In 1907, Frederick Law Olmsted Jr. became the landscape architect for the Washington National Cathedral.  Summoned by Bishop Henry Yates Satterlee, Olmsted and the Olmsted Brothers firm advised Cathedral leaders for the next 20 years, helping to site the Cathedral and to develop landscape plans for the 57 acres which comprise the Cathedral Close. For a virtual tour:

View of the Bishop’s Garden, summer 1922,, (Job No. 03297) from the Olmsted Archives, Courtesy of NPS Frederick Law Olmsted National Historic Site  

Over that time, the Olmsted Brothers firm worked closely with Florence Brown Bratenahl, self-taught gardener who chaired the Garden Committee of All Hallows Guild (AHG).   Founded in 1916, AHG continues to steward the Cathedral Gardens and Grounds, working with the Cathedral’s horticultural staff. 

In the 1990s, AHG undertook a multi-year, multi-million dollar campaign to restore the woods at the southern end of the Close – now known as the Olmsted Woods. It continues to focus time and resources on this five-acre woodland, part of the original Olmsted plan for the Cathedral Grounds.

1910 Design of the Cathedral Close, Olmsted Brothers,  Job. No. 03297,  from All Hallows Guild

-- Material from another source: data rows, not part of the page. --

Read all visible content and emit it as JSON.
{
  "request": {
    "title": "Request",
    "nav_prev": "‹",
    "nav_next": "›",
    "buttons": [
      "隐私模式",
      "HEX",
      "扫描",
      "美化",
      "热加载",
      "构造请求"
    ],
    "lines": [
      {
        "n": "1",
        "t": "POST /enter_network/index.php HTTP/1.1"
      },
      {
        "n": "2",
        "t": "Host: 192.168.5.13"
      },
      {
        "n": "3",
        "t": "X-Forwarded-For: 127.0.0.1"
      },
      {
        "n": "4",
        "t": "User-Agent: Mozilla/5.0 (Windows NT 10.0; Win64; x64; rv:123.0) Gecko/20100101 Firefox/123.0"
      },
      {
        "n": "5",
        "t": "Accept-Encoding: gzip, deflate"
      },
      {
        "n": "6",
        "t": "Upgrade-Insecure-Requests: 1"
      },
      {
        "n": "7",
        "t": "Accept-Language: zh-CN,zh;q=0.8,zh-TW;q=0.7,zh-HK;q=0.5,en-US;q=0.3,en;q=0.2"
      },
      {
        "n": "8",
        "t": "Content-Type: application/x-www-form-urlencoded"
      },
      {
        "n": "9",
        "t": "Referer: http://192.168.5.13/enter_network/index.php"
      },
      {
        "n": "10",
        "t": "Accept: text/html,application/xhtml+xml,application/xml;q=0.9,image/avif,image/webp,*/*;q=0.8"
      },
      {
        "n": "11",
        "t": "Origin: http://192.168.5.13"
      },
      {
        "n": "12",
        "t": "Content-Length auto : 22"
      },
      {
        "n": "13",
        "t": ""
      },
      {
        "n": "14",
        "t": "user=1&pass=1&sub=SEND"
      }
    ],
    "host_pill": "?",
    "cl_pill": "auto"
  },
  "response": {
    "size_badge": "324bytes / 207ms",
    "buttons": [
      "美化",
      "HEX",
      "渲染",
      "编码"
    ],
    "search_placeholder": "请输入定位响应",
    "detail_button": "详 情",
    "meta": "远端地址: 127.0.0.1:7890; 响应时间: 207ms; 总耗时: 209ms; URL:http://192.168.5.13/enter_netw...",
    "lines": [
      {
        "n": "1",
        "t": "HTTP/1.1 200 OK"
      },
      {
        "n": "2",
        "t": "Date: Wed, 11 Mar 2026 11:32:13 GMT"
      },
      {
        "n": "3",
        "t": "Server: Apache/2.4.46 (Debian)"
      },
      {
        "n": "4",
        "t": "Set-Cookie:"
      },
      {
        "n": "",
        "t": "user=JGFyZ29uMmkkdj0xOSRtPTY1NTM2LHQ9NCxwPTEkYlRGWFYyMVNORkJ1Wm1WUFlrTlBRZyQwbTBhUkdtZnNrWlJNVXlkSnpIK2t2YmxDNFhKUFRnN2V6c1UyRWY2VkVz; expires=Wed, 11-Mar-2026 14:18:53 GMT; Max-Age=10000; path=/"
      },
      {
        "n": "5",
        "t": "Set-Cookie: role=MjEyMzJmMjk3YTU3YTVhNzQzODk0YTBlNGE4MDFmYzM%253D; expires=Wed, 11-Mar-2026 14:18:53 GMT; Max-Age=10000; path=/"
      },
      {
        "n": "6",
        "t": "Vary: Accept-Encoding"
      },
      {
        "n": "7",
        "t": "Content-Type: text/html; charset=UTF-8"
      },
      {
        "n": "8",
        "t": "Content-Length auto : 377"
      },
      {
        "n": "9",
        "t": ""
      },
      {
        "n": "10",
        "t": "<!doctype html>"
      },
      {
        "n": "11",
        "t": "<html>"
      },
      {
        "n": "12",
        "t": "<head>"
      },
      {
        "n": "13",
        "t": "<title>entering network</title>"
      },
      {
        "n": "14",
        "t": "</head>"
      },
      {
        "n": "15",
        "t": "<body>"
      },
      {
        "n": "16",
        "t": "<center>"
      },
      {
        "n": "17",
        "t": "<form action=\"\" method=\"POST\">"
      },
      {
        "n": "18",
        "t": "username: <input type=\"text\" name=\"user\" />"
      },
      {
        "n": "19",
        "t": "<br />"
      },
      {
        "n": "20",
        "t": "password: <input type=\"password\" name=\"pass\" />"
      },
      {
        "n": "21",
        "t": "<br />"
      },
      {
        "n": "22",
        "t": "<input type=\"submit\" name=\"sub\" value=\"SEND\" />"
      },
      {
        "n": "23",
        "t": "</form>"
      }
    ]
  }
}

At its annual meeting on November 1,  2021, AHG, which is a member of the Olmsted network and an Olmsted 200 celebration partner,  invited National Association for Olmsted Parks president and CEO (and AHG member), Dede Petri, to offer the keynote:   Celebrating 200 Years of the Olmsted Legacy:  From the Capitol to the Cathedral.   The presentation is available here.